Segment Open

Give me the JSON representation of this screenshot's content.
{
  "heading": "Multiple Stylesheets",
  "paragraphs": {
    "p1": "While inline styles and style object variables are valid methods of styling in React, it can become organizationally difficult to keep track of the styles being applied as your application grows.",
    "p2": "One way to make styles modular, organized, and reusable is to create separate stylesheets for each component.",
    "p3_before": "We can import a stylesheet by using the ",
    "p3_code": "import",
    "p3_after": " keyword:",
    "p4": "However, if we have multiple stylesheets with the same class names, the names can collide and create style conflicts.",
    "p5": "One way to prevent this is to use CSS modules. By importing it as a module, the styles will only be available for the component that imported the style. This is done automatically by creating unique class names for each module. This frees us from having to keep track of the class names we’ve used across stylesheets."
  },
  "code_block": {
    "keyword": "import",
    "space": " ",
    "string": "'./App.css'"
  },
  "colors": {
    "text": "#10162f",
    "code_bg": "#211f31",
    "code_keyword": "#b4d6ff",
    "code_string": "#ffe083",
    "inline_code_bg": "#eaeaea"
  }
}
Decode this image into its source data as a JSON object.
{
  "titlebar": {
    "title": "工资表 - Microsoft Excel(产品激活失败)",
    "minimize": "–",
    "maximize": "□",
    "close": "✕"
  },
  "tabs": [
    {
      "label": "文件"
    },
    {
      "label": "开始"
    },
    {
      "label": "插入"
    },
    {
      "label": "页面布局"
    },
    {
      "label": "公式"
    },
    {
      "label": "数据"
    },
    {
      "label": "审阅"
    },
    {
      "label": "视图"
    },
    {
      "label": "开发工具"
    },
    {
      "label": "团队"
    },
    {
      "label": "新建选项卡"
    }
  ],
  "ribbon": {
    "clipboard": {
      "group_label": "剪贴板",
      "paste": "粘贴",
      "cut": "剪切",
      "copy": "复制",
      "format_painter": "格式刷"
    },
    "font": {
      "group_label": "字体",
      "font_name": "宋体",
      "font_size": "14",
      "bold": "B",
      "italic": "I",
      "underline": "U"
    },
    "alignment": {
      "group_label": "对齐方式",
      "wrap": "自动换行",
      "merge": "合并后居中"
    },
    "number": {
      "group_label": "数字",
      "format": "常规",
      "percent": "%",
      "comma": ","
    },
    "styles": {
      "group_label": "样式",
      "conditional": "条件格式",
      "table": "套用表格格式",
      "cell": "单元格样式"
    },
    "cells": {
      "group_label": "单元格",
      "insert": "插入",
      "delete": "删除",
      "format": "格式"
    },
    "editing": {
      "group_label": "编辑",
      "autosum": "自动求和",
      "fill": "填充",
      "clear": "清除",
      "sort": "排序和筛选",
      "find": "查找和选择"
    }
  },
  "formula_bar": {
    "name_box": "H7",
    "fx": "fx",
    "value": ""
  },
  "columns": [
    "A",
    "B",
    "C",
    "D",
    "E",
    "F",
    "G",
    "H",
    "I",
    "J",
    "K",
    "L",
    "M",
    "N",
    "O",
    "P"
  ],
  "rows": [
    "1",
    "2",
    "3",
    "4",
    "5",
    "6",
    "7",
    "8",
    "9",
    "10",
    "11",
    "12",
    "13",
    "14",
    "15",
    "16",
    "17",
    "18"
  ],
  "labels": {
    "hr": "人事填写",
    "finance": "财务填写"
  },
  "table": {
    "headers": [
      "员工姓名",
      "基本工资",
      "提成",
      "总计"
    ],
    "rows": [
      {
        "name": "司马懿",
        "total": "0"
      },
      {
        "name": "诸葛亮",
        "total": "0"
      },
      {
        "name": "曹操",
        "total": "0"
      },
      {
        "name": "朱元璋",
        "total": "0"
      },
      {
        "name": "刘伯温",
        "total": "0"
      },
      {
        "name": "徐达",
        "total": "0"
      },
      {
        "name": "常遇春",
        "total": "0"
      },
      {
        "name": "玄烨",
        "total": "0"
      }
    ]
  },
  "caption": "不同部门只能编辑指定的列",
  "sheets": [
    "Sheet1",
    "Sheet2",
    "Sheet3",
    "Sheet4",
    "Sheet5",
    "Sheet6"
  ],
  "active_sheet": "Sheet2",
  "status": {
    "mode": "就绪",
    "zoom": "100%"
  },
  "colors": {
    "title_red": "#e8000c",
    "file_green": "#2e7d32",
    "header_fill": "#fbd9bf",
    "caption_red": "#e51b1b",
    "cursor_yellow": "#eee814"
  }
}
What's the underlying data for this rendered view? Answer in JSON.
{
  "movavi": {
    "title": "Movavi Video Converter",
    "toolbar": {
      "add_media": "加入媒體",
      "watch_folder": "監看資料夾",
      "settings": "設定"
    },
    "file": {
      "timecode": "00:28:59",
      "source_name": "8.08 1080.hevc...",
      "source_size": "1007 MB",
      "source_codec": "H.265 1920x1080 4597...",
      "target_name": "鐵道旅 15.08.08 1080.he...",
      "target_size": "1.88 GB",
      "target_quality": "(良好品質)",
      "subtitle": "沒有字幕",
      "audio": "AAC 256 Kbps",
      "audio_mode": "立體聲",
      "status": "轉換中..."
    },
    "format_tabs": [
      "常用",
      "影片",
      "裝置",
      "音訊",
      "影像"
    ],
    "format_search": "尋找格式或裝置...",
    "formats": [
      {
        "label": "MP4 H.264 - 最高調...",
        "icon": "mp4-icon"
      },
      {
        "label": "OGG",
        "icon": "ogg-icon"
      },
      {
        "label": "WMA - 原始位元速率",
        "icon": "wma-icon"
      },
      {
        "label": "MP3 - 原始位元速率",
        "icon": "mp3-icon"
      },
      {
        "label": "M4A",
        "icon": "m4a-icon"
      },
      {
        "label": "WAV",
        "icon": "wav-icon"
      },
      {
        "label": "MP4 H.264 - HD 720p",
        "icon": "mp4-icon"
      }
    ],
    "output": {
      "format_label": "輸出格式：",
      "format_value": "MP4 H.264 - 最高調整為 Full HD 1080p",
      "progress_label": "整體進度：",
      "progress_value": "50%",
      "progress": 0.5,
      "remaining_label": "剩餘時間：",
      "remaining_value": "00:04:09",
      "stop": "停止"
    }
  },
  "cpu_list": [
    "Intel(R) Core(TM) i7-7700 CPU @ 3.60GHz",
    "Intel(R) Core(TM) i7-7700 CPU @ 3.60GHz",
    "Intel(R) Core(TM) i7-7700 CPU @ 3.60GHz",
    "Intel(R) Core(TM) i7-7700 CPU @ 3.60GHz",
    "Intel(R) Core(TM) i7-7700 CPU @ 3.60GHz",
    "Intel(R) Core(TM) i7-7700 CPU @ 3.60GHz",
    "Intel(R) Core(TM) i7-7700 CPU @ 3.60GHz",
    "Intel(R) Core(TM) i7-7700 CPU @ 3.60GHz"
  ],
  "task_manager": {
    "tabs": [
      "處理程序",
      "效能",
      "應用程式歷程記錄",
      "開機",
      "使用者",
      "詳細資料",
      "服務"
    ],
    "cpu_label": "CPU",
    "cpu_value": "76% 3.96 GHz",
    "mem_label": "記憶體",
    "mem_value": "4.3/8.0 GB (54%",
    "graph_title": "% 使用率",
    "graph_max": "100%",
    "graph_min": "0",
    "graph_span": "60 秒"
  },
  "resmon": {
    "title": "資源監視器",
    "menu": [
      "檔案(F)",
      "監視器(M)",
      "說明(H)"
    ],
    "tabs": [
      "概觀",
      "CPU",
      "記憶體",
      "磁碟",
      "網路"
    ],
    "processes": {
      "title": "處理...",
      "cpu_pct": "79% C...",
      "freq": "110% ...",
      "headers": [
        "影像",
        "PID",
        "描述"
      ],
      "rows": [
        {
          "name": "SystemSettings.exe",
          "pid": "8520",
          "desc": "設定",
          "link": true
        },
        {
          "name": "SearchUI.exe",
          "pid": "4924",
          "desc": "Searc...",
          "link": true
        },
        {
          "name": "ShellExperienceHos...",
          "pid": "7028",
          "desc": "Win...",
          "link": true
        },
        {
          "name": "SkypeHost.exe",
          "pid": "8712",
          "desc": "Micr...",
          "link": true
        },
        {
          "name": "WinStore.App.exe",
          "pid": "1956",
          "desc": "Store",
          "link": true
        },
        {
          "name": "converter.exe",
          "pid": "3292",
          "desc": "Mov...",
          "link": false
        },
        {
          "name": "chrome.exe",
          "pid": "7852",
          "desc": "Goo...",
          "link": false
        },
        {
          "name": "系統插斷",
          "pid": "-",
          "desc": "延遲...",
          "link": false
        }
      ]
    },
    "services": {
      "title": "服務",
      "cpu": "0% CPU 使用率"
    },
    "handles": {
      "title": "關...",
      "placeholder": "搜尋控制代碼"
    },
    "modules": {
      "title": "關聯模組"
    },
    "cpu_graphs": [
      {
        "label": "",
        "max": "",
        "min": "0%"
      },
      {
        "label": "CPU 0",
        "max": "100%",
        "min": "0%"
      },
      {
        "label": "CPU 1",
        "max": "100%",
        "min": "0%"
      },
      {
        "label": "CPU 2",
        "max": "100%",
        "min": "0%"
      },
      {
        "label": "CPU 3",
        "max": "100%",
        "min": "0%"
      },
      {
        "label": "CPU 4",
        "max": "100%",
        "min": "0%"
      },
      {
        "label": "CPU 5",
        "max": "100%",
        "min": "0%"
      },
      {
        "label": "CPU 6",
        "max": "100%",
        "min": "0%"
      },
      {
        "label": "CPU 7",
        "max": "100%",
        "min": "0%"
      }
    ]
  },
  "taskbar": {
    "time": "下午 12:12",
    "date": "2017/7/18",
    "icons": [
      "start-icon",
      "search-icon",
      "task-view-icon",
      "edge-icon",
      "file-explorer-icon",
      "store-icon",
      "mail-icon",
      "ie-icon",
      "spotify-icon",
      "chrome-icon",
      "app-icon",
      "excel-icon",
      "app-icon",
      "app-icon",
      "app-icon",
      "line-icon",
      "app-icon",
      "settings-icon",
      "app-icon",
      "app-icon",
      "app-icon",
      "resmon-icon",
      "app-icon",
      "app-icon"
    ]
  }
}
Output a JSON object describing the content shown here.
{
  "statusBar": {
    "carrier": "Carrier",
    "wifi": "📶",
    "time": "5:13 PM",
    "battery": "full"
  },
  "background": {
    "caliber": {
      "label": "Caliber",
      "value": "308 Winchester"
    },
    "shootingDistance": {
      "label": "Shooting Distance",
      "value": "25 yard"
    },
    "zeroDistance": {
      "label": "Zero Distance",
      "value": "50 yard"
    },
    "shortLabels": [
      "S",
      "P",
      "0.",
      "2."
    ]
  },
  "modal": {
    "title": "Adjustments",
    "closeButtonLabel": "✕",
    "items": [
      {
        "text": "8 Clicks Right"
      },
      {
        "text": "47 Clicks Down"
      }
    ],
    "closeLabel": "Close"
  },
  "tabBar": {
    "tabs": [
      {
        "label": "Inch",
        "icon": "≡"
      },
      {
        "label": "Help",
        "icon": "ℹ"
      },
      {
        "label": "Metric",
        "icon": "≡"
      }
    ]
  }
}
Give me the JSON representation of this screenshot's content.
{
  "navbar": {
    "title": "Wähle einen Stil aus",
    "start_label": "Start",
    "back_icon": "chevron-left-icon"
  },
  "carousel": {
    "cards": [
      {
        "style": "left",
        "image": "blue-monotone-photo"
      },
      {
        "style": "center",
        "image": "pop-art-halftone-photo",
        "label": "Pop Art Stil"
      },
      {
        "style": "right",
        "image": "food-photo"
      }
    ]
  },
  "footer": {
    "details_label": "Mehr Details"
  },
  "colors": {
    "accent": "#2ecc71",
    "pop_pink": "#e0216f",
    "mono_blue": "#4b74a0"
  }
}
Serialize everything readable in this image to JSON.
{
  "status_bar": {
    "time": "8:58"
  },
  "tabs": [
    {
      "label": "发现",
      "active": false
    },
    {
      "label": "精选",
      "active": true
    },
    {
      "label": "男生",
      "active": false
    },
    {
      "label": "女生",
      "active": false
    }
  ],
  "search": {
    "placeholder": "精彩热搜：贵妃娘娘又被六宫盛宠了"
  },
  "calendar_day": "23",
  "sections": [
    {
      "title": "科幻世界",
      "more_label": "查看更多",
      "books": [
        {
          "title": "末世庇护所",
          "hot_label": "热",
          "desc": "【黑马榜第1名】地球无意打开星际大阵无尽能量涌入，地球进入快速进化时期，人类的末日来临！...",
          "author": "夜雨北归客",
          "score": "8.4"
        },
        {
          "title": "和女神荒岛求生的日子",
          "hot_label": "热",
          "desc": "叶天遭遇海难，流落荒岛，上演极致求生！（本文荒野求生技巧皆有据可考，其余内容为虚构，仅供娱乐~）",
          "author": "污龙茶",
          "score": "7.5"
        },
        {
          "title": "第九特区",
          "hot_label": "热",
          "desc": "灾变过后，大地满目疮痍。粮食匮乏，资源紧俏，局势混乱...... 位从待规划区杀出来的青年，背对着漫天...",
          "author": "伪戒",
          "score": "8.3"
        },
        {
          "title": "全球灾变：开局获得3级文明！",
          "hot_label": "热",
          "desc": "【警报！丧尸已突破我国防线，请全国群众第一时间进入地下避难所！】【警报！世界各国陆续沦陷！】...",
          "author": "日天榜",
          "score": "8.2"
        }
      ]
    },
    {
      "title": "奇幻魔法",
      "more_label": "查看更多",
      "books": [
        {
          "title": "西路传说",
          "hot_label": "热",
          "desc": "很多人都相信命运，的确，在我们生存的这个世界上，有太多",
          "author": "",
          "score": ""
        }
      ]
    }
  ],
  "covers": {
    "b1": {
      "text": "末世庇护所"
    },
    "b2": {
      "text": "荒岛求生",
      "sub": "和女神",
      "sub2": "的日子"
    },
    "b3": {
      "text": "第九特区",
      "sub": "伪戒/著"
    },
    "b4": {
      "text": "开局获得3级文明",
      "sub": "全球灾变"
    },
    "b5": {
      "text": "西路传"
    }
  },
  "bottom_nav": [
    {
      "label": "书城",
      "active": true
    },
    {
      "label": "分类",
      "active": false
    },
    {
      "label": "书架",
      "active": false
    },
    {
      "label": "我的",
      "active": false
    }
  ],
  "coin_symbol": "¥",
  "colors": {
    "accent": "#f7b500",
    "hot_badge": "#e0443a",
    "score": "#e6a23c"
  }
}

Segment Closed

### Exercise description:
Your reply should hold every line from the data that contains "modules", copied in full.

### Response to the exercise:
    "p5": "One way to prevent this is to use CSS modules. By importing it as a module, the styles will only be available for the component that imported the style. This is done automatically by creating unique class names for each module. This frees us from having to keep track of the class names we’ve used across stylesheets."
    "modules": {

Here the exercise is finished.